MATERIALS PROVIDED -
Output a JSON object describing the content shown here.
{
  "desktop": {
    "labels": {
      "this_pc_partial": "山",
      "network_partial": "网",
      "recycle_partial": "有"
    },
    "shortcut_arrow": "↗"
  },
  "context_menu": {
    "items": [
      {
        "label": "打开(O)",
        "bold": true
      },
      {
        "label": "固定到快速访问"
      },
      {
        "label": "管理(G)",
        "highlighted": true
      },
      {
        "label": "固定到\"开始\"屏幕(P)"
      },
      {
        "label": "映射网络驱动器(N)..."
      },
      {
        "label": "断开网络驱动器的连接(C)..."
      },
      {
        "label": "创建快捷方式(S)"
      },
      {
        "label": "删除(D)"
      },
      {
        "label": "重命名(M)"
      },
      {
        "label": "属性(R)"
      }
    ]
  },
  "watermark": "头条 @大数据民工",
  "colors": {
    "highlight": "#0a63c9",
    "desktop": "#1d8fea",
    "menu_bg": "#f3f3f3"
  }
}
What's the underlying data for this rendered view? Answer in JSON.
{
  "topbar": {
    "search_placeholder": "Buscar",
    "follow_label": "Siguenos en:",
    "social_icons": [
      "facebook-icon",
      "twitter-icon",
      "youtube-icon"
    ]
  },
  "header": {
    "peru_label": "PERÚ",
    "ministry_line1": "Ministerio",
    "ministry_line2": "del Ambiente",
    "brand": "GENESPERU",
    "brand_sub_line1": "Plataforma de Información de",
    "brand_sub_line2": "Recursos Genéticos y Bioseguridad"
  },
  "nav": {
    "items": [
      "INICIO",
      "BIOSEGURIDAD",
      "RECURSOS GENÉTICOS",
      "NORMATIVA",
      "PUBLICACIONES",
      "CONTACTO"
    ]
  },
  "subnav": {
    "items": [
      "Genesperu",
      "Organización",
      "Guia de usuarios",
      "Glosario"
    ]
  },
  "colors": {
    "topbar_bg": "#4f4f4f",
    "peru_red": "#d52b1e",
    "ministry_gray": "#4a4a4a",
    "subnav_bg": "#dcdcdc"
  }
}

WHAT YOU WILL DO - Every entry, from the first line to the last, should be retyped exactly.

RESPONSE -
Output a JSON object describing the content shown here.
{
  "desktop": {
    "labels": {
      "this_pc_partial": "山",
      "network_partial": "网",
      "recycle_partial": "有"
    },
    "shortcut_arrow": "↗"
  },
  "context_menu": {
    "items": [
      {
        "label": "打开(O)",
        "bold": true
      },
      {
        "label": "固定到快速访问"
      },
      {
        "label": "管理(G)",
        "highlighted": true
      },
      {
        "label": "固定到\"开始\"屏幕(P)"
      },
      {
        "label": "映射网络驱动器(N)..."
      },
      {
        "label": "断开网络驱动器的连接(C)..."
      },
      {
        "label": "创建快捷方式(S)"
      },
      {
        "label": "删除(D)"
      },
      {
        "label": "重命名(M)"
      },
      {
        "label": "属性(R)"
      }
    ]
  },
  "watermark": "头条 @大数据民工",
  "colors": {
    "highlight": "#0a63c9",
    "desktop": "#1d8fea",
    "menu_bg": "#f3f3f3"
  }
}
What's the underlying data for this rendered view? Answer in JSON.
{
  "topbar": {
    "search_placeholder": "Buscar",
    "follow_label": "Siguenos en:",
    "social_icons": [
      "facebook-icon",
      "twitter-icon",
      "youtube-icon"
    ]
  },
  "header": {
    "peru_label": "PERÚ",
    "ministry_line1": "Ministerio",
    "ministry_line2": "del Ambiente",
    "brand": "GENESPERU",
    "brand_sub_line1": "Plataforma de Información de",
    "brand_sub_line2": "Recursos Genéticos y Bioseguridad"
  },
  "nav": {
    "items": [
      "INICIO",
      "BIOSEGURIDAD",
      "RECURSOS GENÉTICOS",
      "NORMATIVA",
      "PUBLICACIONES",
      "CONTACTO"
    ]
  },
  "subnav": {
    "items": [
      "Genesperu",
      "Organización",
      "Guia de usuarios",
      "Glosario"
    ]
  },
  "colors": {
    "topbar_bg": "#4f4f4f",
    "peru_red": "#d52b1e",
    "ministry_gray": "#4a4a4a",
    "subnav_bg": "#dcdcdc"
  }
}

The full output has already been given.